Washington commission to reconsider 2022 spring bear hunt
The Washington Fish and Wildlife Commission will reconsider a controversial spring bear hunt that the commission had recently postponed.
In November, the commission did not update permits for a 2022 spring bear hunt after a 4-4 split decision. A majority of commissioners needed to authorize the 2022 special hunt permits, which meant the upcoming spring season would not happen.
Since the November vote, hunting groups petitioned the commission to open the 2022 spring bear hunt.
The commission is expected to reconsider the 2022 spring bear hunt at its March meetings.
At a special meeting Friday, Commissioner Don McIsaac said he believed the hunt could go on because black bears are imperiled not in Washington state.
“I note something like 48 consecutive years of a season without overharvesting,” McIsaac said.
State biologists have said the limited spring bear hunt protects against damage to timber and other property that are attractive to bears.
However, conservation groups raised concerns over the spring hunt. At least a dozen groups said the hunt kills groggy bears just as they’ve emerged from hibernation with cubs in tow.
At the November vote, four commissioners asked for more information about the hunts before issuing permits.
Commissioner Barbara Baker said suspending the hunt would allow biologists more time to study how the hunts affect Washington’s black bear population.
“Over a year ago, this commission promised to engage in a thoughtful and thorough evaluation of the entire issue of a spring bear hunt. That did not occur,” Baker said.
Moreover, Baker said, the commission shouldn’t go back on its earlier decision, especially after Fred Koontz resigned his position on the commission, less than a year into a six-year term.
Koontz, who opposed the spring bear hunts, submitted his resignation following heated criticism after the November vote, Baker said.
In addition, Commission Chair Larry Carpenter said, the commission decided to reconsider the 2022 spring bear season days or weeks before filling the vacant position.
“This vote and outcome is ill-timed,” said Carpenter, a life-long hunter. “I believe it will give the commission a significant image problem and a large black eye.”
However, other commissioners said the spring bear hunt debate could continue along with the 2022 season.
This decision wasn’t going back on a vote, said Commissioner Kim Thorburn, because the spring hunt pause happened essentially after a technicality – a split vote.
“From my perspective, this is an opportunity to correct a mistake,” Thorburn said.
Conservation groups called the petitions to reinstate the spring hunt undemocratic. The right to appeal decisions is important, said Sophia Ressler, staff attorney for the Center for Biological Diversity, which opposed the spring bear hunt.
However, she said, hunting groups shouldn’t be able to change the commission’s vote because it didn’t go as hunting groups hoped.

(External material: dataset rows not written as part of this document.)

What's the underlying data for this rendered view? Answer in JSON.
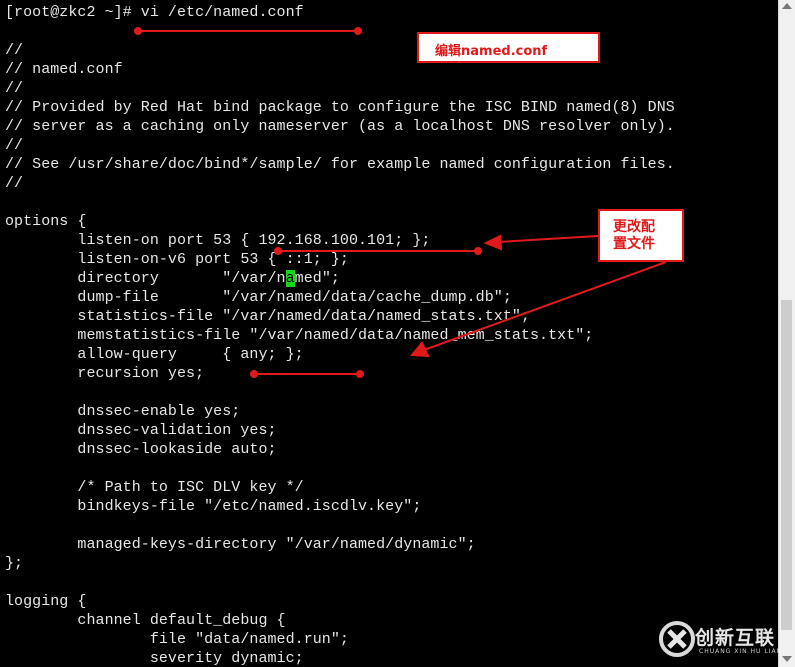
{
  "terminal": {
    "lines": [
      "[root@zkc2 ~]# vi /etc/named.conf",
      "",
      "//",
      "// named.conf",
      "//",
      "// Provided by Red Hat bind package to configure the ISC BIND named(8) DNS",
      "// server as a caching only nameserver (as a localhost DNS resolver only).",
      "//",
      "// See /usr/share/doc/bind*/sample/ for example named configuration files.",
      "//",
      "",
      "options {",
      "        listen-on port 53 { 192.168.100.101; };",
      "        listen-on-v6 port 53 { ::1; };",
      "        directory       \"/var/named\";",
      "        dump-file       \"/var/named/data/cache_dump.db\";",
      "        statistics-file \"/var/named/data/named_stats.txt\";",
      "        memstatistics-file \"/var/named/data/named_mem_stats.txt\";",
      "        allow-query     { any; };",
      "        recursion yes;",
      "",
      "        dnssec-enable yes;",
      "        dnssec-validation yes;",
      "        dnssec-lookaside auto;",
      "",
      "        /* Path to ISC DLV key */",
      "        bindkeys-file \"/etc/named.iscdlv.key\";",
      "",
      "        managed-keys-directory \"/var/named/dynamic\";",
      "};",
      "",
      "logging {",
      "        channel default_debug {",
      "                file \"data/named.run\";",
      "                severity dynamic;"
    ],
    "cursor": {
      "line": 14,
      "col": 31
    }
  },
  "annotations": {
    "edit_note": "编辑named.conf",
    "change_note_line1": "更改配",
    "change_note_line2": "置文件",
    "color": "#e01a1a"
  },
  "watermark": {
    "brand": "创新互联",
    "sub": "CHUANG XIN HU LIAN",
    "icon": "brand-logo-icon"
  }
}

“This feels to me like a child not getting the response they want from one parent, so they go to ask permission from the other one,” Ressler said during public comments at a Jan. 14 commission meeting.
However, Bryce Levin, a volunteer with Backcountry Hunters and Anglers, said the commission found a roundabout way to stop the spring season.
“Did select commissioners see this as a way to eliminate the spring bear season in a coordinated effort with anti-hunting groups?” Levin said in public comments.
Department of Fish and Wildlife Director Kelly Susewind said he supported the spring bear season.
“I think we can support hunting. I think we can support the broader public. I’m not so naive as to think there won’t be conflict when those two overlap. But, a respectful dialogue around that conflict will benefit us all,” Susewind said.
Eight states allow for spring bear hunt, including Oregon and Idaho. Idaho also allows approved baiting.
If the commission approves a spring bear hunt, the season likely wouldn’t begin until early May, Susewind said, instead of on April 15 as initially proposed.
“I think that provides a meaningful season,” Susewind said.
Later in the year, the commission plans to discuss the future of a spring bear hunt beyond this year.
CORRECTION: An earlier version of this article misstated black bear status in Washington and misspelled Don McIsaac's last name.